> **Exercise aim**
Search the material for the string "Pipedrive", then show every line where it turns up.
═════ Data to examine ═════
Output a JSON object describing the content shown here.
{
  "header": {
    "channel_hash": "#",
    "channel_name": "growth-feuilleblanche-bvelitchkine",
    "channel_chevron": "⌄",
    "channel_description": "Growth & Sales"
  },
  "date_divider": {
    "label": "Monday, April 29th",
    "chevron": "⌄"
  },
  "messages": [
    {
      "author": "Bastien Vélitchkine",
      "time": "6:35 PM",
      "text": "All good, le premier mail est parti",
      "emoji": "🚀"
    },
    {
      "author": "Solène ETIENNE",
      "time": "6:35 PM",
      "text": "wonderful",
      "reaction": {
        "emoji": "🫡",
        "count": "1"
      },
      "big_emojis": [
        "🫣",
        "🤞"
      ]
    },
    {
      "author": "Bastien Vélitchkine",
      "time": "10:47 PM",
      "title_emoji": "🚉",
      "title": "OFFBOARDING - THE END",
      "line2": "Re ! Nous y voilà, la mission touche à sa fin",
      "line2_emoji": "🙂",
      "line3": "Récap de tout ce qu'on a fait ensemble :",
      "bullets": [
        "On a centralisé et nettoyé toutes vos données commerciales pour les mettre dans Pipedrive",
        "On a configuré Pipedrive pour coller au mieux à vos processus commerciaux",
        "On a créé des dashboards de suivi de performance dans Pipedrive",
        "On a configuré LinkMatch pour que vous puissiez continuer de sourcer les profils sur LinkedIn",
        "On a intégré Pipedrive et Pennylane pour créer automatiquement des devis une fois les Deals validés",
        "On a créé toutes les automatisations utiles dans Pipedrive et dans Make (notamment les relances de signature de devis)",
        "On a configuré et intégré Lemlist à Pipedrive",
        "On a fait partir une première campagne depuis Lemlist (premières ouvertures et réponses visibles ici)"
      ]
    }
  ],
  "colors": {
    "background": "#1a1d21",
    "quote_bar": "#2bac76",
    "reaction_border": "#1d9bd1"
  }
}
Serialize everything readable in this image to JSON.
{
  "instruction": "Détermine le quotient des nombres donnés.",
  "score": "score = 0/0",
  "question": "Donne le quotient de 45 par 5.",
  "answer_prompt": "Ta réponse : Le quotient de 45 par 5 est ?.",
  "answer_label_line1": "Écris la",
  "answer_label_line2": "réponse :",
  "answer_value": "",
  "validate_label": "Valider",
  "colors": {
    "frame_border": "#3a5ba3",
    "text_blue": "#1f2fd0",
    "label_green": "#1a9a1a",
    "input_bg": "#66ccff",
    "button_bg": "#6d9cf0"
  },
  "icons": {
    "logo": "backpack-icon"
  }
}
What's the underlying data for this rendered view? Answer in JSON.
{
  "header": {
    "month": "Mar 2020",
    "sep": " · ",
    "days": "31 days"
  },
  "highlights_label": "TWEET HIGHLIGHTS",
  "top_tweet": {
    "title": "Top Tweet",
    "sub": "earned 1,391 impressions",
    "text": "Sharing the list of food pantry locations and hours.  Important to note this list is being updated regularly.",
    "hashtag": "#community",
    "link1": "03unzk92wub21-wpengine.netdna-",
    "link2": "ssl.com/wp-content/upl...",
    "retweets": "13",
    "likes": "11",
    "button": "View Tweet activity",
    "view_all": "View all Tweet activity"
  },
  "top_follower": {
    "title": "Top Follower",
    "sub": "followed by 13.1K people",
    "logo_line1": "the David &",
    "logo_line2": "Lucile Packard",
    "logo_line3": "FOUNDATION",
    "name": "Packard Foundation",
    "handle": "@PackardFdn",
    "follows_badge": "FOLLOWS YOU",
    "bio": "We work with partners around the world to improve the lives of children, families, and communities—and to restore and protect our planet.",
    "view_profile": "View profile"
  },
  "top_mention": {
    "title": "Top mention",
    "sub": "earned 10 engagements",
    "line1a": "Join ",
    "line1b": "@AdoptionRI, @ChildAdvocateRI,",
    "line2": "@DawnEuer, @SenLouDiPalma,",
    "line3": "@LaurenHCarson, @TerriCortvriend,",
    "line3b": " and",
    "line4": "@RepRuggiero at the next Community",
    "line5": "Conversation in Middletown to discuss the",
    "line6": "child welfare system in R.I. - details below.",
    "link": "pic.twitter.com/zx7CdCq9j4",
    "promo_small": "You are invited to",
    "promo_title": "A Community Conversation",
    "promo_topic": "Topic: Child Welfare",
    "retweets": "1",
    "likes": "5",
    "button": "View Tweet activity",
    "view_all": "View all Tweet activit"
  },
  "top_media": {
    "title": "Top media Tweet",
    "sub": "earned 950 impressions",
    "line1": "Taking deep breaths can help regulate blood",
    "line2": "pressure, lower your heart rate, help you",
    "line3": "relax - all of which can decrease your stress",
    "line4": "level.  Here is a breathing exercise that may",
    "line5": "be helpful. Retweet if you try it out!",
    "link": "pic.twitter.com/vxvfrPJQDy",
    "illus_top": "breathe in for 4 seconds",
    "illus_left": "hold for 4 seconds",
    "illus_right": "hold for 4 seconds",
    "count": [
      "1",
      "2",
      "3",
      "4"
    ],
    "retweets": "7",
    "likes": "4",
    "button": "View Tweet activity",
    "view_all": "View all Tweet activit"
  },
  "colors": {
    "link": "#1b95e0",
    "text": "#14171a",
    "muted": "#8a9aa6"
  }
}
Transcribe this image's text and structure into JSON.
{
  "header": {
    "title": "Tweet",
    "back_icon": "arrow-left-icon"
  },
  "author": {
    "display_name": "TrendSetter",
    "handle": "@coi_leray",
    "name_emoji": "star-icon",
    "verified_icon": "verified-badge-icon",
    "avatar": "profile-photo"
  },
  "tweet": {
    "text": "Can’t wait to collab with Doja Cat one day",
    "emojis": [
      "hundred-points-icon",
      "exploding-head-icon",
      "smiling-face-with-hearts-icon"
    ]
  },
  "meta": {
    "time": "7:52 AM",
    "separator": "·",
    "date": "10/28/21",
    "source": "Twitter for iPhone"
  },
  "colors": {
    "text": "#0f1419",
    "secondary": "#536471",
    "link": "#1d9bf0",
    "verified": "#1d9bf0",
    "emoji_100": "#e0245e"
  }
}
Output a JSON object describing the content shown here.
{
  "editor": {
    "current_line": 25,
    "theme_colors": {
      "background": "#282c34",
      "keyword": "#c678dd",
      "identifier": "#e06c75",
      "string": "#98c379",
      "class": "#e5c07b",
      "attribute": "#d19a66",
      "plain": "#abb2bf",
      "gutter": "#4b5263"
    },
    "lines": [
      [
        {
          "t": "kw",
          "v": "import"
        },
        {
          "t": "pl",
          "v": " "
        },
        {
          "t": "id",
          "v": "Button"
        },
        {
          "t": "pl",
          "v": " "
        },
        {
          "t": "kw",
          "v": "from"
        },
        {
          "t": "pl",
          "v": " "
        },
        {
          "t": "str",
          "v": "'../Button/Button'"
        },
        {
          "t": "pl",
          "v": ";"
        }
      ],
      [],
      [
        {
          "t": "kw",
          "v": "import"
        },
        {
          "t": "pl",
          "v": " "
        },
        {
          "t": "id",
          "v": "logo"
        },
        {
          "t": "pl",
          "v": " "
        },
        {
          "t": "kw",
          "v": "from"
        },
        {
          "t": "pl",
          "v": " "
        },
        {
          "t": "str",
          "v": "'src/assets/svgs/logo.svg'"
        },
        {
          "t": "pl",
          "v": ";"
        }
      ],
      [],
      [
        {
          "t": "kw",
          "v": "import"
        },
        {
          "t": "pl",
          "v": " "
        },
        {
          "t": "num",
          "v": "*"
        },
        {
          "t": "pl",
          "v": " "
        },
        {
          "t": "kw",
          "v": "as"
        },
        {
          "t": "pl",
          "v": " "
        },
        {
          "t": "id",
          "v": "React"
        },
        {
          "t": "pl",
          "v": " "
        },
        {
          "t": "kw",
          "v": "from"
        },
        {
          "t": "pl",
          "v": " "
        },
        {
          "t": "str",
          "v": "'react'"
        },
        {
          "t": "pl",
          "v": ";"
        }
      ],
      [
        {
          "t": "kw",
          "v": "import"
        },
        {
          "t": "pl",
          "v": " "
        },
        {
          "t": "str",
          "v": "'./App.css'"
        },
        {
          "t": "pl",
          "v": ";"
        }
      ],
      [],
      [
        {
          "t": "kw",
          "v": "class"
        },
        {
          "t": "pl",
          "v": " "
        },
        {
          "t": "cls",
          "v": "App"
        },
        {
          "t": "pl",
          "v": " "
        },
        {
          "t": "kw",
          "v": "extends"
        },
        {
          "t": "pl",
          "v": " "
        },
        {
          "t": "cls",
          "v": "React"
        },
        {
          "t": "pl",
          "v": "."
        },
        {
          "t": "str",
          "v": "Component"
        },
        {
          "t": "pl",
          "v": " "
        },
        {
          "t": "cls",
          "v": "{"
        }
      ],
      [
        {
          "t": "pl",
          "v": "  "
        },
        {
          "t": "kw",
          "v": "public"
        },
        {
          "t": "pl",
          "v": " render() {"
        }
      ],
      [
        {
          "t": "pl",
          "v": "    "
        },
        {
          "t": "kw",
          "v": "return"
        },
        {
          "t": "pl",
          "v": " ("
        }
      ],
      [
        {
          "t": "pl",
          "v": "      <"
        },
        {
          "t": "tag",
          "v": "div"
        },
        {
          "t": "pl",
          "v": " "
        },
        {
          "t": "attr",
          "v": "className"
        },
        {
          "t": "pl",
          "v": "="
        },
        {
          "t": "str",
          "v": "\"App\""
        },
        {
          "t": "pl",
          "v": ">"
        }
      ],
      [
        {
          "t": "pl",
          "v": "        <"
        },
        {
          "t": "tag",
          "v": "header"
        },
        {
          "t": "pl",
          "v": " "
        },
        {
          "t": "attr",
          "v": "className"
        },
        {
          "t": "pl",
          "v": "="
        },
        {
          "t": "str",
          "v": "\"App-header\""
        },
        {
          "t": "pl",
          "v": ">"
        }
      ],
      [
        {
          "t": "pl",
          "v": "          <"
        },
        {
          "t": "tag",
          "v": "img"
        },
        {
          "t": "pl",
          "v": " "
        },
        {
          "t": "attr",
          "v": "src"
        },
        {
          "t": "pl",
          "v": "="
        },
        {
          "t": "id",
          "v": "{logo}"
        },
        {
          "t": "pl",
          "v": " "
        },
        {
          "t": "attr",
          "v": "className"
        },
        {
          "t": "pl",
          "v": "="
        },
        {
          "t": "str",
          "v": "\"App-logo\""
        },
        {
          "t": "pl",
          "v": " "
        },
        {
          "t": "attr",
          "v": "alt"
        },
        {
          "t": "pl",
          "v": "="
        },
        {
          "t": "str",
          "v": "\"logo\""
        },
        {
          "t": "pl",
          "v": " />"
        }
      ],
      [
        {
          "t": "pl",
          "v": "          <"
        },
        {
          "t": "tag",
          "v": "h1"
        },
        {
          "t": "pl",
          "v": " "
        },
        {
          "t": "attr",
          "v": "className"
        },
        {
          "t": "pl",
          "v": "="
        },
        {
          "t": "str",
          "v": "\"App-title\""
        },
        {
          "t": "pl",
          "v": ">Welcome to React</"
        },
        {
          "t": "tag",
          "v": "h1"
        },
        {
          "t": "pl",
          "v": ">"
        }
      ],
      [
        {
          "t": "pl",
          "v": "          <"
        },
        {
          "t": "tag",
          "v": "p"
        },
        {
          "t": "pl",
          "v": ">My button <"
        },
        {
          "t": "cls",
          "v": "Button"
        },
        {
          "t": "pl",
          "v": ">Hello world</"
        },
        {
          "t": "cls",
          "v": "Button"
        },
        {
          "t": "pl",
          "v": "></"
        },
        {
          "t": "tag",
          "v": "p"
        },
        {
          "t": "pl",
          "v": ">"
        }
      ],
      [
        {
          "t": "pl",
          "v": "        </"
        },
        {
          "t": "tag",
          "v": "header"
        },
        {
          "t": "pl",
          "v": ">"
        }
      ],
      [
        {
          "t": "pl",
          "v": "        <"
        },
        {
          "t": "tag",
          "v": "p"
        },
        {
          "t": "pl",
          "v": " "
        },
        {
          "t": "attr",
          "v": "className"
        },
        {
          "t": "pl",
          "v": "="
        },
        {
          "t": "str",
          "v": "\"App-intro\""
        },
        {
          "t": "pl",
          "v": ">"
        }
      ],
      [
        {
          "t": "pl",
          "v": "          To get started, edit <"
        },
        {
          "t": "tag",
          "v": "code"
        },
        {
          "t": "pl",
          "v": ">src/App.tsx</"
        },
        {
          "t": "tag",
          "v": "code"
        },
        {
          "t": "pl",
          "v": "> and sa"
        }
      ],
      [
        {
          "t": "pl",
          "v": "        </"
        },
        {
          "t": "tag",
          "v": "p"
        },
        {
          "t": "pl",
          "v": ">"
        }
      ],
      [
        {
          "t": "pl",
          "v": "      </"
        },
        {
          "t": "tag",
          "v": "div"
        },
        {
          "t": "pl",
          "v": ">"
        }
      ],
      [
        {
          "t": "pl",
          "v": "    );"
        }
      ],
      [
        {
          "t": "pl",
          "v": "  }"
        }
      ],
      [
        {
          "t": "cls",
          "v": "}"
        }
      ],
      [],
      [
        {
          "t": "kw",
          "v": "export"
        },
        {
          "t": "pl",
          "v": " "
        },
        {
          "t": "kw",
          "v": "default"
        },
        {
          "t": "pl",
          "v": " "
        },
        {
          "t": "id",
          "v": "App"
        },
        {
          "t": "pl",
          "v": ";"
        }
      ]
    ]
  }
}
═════
> **The answer**
        "On a centralisé et nettoyé toutes vos données commerciales pour les mettre dans Pipedrive",
        "On a configuré Pipedrive pour coller au mieux à vos processus commerciaux",
        "On a créé des dashboards de suivi de performance dans Pipedrive",
        "On a intégré Pipedrive et Pennylane pour créer automatiquement des devis une fois les Deals validés",
        "On a créé toutes les automatisations utiles dans Pipedrive et dans Make (notamment les relances de signature de devis)",
        "On a configuré et intégré Lemlist à Pipedrive",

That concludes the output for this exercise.